Tennis Psychology – Controlling Frustration on the Court
Do you get frustrated when you are not playing up to your potential?
Many tennis players experience frustration during a match. They may make the wrong decision on a shot, make an unforced error or lose a game when they've had the lead. These can all be sources of frustration for tennis players. Many players experience frustration because they are not playing their best tennis.
One tennis player wanted to know “how to stay focused and calm when not playing as well as I would like.”
The key is to know what causes you to become frustrated or upset about your performance. Many athletes are frustrated because they are not performing up to their expectations. Expectations are not helpful to your performance. Expectations can cause athletes to judge their performance and can lead to added pressure.
The key is to let go of your expectations. Because your expectations have developed over years and years of play, it may be difficult to let go of your expectations. Try setting process goals to replace your expectations. Use process goals to guide and track your performance. Avoid trying to judge your performance based on your process goals.
Another cause of frustration is dwelling on mistakes. When players dwell on mistakes they may over analyze or think too much about the mistake. Tennis players who dwell on mistakes are stuck in the past, which does not help them play in the present moment. Dwelling on past mistakes can affect your performance on the next points and can cause more mistakes. The key is to play one point at a time. Think of each point as the start of the match.
Some players may be annoyed or frustrated at their opponent. Players may become angry at their opponent's strategy, their line calls or personality. The key is to play the ball, not your opponent. When you focus too much on your opponent, you become distracted at the task at hand. You are not able to focus on execution. Try to focus on what's important to perform successfully.
Composition is an important mental skill for athletes to learn.
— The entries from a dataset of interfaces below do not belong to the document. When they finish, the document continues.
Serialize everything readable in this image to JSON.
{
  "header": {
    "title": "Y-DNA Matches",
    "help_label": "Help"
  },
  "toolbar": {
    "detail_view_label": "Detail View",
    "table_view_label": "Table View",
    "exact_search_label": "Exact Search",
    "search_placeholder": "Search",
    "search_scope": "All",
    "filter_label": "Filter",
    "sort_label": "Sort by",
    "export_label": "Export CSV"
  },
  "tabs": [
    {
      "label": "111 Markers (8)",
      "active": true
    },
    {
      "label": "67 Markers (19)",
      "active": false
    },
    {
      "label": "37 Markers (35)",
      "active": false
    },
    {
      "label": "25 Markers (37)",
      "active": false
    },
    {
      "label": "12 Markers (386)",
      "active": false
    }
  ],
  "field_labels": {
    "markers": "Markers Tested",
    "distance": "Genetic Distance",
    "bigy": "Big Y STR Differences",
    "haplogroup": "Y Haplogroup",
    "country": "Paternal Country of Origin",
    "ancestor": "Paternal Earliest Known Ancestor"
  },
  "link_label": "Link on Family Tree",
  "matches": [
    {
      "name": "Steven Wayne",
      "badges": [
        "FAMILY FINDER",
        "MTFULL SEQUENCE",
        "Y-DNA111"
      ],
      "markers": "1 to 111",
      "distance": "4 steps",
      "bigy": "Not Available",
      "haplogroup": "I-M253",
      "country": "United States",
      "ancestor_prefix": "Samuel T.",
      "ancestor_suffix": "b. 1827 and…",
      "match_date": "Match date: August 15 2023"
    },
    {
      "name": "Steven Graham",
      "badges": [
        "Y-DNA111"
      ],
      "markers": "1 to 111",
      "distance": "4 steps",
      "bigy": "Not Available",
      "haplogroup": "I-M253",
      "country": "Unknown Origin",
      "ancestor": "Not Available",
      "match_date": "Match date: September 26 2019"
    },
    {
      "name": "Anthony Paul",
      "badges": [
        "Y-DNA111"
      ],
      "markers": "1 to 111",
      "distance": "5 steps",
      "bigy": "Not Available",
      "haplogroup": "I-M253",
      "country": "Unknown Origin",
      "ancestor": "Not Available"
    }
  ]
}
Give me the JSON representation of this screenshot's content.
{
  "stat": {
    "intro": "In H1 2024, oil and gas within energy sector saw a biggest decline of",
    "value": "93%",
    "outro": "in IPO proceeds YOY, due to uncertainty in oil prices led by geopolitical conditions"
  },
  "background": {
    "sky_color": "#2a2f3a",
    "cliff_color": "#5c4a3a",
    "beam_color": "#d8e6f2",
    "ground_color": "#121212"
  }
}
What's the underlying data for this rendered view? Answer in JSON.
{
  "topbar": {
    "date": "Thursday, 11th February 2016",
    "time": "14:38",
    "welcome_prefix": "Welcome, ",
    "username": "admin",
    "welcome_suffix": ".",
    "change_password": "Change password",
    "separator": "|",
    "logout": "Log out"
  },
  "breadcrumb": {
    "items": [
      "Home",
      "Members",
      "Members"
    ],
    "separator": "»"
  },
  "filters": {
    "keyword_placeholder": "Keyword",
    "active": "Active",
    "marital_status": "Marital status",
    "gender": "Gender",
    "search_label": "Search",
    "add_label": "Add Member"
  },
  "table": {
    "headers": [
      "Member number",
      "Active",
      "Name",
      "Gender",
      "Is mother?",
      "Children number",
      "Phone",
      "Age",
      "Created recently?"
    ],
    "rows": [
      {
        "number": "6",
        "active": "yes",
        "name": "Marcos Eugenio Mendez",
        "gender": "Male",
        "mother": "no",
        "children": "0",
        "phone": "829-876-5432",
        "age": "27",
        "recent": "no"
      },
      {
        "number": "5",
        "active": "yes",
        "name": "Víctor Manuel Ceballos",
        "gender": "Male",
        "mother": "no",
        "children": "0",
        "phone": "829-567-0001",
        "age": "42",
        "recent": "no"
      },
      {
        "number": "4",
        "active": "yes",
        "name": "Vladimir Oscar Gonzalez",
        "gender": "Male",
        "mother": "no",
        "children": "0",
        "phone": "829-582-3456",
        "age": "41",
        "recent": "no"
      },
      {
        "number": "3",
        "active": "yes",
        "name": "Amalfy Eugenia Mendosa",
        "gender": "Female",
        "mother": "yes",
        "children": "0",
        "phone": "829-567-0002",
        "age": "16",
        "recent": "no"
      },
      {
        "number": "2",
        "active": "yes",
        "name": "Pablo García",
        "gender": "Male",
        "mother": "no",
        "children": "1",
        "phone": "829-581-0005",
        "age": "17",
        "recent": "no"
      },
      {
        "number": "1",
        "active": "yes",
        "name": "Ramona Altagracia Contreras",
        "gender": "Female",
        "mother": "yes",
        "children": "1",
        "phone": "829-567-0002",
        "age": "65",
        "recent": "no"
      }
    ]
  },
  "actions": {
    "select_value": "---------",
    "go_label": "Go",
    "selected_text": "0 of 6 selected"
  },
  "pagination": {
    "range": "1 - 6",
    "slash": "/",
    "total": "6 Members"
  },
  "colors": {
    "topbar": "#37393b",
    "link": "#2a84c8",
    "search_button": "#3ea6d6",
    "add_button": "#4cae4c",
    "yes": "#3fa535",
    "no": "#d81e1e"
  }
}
To stay composed during matches, be aware of when you lose composition and what causes your frustration. Use process goals instead of expectations, play each point as a new point and focus on what's important.